One of the biggest challenges for any business is developing strong, insightful relationships with customers.
In this respect, Net Promoter Score® is one of the most efficient tools to ensure progress towards establishing meaningful bonds and effective communication with clients, focusing on earning the passionate loyalty of the ones who would further sing the company’s praise.
That makes Net Promoter Score, as of 2017, 14 years old — an eternity for a customer success metric in the fast-paced world of technology. As a result, it’s understandable that some people might view Net Promoter Score as an outdated, overexposed and overused system.
One of the biggest benefits of Net Promoter Score® is that it gives you timely, relevant customer feedback when you need it most.
With this feedback, you can make changes and improvements to your product or service. Do it right and there’s a chance you’ll win back an uncertain customer, or earn the long-term respect and loyalty of a valuable client.
But when does feedback start to lose its relevance? Over time, it’s likely that your business and its customers will change. Can you still rely on feedback from months or years ago to guide your customer satisfaction priorities? Also, should you let it affect your Net Promoter Score?
Since it was first introduced in 2003, Net Promoter Score® has established itself as the primary metric for measuring customer satisfaction, retention and potential growth.
However, it’s certainly not the only customer satisfaction metric out there. From CSAT and CES to alternative methods of measuring customer satisfaction, the world of market research is full of useful methods of recording customer sentiment.
Monthly recurring revenue, or MRR, is the lifeblood of any SaaS business. If your company is charging the clients on a monthly base, signing up new customers and keeping them onboard has an incredible impact on your revenue, growth rate and profits.
The only problem is that MRR can be notoriously difficult to calculate accurately. As customers join and cancel, projecting your monthly recurring revenue for two, three or six months into the future can be a serious challenge, even for the most data-focused businesses.
Most people think of Net Promoter Score® as a system for measuring customer satisfaction and improving retention.

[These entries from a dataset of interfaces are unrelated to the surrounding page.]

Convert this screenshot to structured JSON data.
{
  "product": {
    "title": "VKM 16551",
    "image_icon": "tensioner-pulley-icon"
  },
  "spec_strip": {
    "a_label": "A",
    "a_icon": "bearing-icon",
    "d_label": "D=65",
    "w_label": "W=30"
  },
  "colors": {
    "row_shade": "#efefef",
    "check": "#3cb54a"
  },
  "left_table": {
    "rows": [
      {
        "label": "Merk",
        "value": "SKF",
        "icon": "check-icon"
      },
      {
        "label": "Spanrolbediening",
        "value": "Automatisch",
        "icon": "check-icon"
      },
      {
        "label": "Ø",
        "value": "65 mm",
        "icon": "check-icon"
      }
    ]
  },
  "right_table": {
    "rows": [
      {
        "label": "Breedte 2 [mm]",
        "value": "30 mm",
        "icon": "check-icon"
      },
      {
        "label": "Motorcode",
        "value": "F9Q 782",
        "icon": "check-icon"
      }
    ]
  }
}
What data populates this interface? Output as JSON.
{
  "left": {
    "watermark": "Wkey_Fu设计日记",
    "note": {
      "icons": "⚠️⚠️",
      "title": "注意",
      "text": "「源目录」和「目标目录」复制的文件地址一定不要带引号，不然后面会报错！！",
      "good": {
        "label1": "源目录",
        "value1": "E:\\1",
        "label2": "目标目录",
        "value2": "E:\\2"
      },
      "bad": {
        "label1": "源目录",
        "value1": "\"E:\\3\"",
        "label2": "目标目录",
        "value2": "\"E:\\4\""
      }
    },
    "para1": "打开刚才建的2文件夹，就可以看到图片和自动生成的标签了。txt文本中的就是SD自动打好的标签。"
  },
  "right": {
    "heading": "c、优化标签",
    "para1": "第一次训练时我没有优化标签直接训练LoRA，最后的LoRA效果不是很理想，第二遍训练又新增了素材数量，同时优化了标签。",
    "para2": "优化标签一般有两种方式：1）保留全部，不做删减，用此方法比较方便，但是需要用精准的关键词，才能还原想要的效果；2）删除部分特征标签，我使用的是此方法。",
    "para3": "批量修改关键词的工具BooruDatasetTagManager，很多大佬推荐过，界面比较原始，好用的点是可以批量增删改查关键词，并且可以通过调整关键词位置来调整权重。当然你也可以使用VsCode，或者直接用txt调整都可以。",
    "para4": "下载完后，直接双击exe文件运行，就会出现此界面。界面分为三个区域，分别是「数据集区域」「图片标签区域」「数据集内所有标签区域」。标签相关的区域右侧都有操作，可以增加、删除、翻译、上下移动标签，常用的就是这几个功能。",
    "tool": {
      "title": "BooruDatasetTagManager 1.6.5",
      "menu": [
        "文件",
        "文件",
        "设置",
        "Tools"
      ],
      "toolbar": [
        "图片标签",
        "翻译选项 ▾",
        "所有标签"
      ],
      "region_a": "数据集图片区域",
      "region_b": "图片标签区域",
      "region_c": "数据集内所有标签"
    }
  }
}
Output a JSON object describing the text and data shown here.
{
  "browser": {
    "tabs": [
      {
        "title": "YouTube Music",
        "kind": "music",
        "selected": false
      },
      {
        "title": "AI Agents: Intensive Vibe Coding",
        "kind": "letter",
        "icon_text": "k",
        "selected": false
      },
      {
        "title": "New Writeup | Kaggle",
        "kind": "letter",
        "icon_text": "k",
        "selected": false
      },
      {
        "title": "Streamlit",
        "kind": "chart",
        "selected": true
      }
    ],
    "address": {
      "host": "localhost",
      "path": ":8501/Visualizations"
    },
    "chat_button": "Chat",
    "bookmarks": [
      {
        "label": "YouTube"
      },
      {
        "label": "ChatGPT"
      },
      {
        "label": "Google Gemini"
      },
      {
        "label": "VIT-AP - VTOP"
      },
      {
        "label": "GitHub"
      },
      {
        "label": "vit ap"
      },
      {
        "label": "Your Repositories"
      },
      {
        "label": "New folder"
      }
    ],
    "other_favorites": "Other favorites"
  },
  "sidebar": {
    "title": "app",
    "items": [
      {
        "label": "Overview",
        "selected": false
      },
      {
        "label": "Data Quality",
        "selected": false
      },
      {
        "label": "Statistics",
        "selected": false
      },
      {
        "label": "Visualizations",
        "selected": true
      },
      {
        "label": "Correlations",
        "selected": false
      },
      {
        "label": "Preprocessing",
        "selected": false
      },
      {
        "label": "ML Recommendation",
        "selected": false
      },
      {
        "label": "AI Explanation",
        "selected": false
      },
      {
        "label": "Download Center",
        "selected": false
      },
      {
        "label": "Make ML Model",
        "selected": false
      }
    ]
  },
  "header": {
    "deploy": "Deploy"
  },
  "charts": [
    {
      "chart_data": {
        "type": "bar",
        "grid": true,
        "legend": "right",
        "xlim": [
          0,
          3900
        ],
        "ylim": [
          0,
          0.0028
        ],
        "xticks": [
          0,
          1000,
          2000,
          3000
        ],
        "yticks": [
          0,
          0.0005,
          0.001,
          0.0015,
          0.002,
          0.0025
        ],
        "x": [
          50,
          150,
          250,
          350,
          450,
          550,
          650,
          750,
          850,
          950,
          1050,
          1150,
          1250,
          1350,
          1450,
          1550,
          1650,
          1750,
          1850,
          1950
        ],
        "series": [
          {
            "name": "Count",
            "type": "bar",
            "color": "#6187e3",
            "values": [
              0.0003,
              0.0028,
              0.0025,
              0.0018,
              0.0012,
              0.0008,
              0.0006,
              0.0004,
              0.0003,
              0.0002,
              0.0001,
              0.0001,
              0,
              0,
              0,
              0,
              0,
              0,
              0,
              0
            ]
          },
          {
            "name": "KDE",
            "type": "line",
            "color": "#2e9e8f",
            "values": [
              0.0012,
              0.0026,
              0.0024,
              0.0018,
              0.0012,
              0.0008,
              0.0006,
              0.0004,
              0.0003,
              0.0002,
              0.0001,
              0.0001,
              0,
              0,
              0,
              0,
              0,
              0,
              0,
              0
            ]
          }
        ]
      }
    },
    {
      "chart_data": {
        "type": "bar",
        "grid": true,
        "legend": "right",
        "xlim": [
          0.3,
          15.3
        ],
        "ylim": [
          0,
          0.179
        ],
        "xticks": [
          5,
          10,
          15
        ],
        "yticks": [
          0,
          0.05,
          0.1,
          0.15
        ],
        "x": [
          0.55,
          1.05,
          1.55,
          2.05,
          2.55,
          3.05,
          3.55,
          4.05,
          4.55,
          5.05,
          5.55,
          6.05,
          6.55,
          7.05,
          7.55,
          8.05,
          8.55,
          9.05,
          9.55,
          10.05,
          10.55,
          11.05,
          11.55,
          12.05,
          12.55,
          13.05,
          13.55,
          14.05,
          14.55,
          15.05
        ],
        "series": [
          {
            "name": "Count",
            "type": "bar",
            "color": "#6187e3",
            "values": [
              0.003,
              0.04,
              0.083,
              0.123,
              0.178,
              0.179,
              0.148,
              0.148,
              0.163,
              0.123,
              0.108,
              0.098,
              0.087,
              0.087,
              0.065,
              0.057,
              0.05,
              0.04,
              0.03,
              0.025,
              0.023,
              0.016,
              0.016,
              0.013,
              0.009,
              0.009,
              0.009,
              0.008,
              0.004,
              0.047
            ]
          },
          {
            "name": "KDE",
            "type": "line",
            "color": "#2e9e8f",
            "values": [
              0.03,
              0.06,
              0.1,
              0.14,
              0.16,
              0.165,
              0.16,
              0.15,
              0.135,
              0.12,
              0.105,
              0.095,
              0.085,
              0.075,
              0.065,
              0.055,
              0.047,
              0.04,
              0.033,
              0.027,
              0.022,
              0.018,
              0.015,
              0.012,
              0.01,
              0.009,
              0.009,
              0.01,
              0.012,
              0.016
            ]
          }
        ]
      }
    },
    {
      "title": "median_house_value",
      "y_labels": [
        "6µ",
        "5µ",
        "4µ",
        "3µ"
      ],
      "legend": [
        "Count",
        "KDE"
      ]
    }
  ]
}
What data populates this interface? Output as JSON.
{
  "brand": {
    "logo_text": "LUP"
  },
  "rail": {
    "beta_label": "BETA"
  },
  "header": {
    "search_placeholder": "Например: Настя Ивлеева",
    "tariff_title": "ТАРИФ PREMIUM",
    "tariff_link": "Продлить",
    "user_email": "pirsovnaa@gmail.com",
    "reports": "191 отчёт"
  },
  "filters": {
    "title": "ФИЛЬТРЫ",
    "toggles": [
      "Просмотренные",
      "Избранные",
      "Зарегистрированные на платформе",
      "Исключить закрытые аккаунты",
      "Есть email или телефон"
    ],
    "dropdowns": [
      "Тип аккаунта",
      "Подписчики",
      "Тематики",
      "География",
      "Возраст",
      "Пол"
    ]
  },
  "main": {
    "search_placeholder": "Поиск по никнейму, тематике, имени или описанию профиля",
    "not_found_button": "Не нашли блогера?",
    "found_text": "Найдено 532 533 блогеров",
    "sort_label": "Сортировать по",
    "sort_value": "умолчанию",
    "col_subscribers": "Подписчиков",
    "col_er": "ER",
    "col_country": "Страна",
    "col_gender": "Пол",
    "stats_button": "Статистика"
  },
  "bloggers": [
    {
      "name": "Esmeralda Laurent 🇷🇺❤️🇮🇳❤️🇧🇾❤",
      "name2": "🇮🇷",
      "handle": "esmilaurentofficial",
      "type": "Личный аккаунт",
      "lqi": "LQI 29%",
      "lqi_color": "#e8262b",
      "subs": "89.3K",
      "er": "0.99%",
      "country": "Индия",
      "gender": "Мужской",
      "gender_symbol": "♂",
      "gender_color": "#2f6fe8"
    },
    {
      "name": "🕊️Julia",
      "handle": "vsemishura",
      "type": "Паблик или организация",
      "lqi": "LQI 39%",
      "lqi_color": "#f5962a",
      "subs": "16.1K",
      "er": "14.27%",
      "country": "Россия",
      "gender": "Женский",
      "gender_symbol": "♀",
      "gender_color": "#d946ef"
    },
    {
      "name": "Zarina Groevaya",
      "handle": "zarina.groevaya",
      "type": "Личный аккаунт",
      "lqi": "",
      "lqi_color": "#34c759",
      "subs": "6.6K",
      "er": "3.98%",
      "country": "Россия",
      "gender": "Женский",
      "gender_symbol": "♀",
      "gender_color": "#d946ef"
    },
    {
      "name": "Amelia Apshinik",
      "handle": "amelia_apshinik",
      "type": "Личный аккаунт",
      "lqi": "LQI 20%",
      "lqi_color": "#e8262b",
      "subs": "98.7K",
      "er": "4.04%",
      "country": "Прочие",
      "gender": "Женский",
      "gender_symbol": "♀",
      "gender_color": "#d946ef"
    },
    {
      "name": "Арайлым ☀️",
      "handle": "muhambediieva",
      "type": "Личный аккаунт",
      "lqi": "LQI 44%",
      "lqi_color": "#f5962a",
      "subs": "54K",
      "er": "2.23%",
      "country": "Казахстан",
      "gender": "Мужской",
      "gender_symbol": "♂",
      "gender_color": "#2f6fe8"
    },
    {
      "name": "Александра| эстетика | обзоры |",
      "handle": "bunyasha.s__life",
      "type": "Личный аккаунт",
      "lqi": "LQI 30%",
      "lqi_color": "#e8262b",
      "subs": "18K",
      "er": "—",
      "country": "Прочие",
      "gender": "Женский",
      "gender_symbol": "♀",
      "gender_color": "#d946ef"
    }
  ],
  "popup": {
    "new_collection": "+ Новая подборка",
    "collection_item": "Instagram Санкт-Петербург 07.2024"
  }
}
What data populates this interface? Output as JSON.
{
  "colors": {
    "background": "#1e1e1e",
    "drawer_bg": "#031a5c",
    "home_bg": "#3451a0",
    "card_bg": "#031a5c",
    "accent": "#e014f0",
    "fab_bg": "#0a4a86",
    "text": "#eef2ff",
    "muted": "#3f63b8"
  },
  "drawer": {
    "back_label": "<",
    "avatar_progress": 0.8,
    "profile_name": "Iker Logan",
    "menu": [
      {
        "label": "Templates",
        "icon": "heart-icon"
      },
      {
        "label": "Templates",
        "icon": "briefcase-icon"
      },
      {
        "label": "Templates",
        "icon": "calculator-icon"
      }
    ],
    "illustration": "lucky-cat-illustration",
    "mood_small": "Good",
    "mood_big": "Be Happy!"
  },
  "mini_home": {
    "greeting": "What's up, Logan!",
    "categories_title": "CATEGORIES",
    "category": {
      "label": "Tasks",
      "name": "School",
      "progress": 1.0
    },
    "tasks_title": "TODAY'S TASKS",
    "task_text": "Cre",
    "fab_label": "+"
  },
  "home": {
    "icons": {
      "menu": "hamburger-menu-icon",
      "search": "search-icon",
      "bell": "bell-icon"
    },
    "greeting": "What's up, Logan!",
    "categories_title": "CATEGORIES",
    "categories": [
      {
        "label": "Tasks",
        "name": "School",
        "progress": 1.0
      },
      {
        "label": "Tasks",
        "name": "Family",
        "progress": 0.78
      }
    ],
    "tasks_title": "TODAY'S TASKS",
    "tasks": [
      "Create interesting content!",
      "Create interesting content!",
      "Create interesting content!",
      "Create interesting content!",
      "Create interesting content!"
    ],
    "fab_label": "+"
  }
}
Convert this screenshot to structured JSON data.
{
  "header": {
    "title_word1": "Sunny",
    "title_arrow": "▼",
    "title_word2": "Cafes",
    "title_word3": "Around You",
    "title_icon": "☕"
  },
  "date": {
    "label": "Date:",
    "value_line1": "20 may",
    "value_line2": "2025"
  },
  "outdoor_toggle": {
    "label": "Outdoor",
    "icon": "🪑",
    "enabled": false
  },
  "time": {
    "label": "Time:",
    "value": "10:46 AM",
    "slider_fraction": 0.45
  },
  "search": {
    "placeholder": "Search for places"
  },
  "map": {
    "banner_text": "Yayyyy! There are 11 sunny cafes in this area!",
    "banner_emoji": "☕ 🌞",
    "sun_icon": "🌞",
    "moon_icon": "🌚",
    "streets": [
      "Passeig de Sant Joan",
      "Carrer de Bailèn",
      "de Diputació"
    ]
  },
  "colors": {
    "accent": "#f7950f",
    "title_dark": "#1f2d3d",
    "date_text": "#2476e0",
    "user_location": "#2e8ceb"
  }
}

But NPS® can be far more than this. When used creatively, Net Promoter Score can play a key role in your prospecting and sales process by letting you learn what customers are looking for and how you can provide it.
In this post, we’ll look at how you can use NPS as a sales research tool to help you close more sales opportunities and convert more prospects into paying customers.
Scenario: You run a B2B company that sells software. Who should you survey? Should you ask your key contact to complete your NPS survey, or should you send it to every user that engages with your product?
Based on our reading, it seems that the majority of Net Promoter Score users believe it’s best to survey your key contact. However, we think there’s a case to be made for both options, plus the third option: sending your NPS survey to end user and your key contact.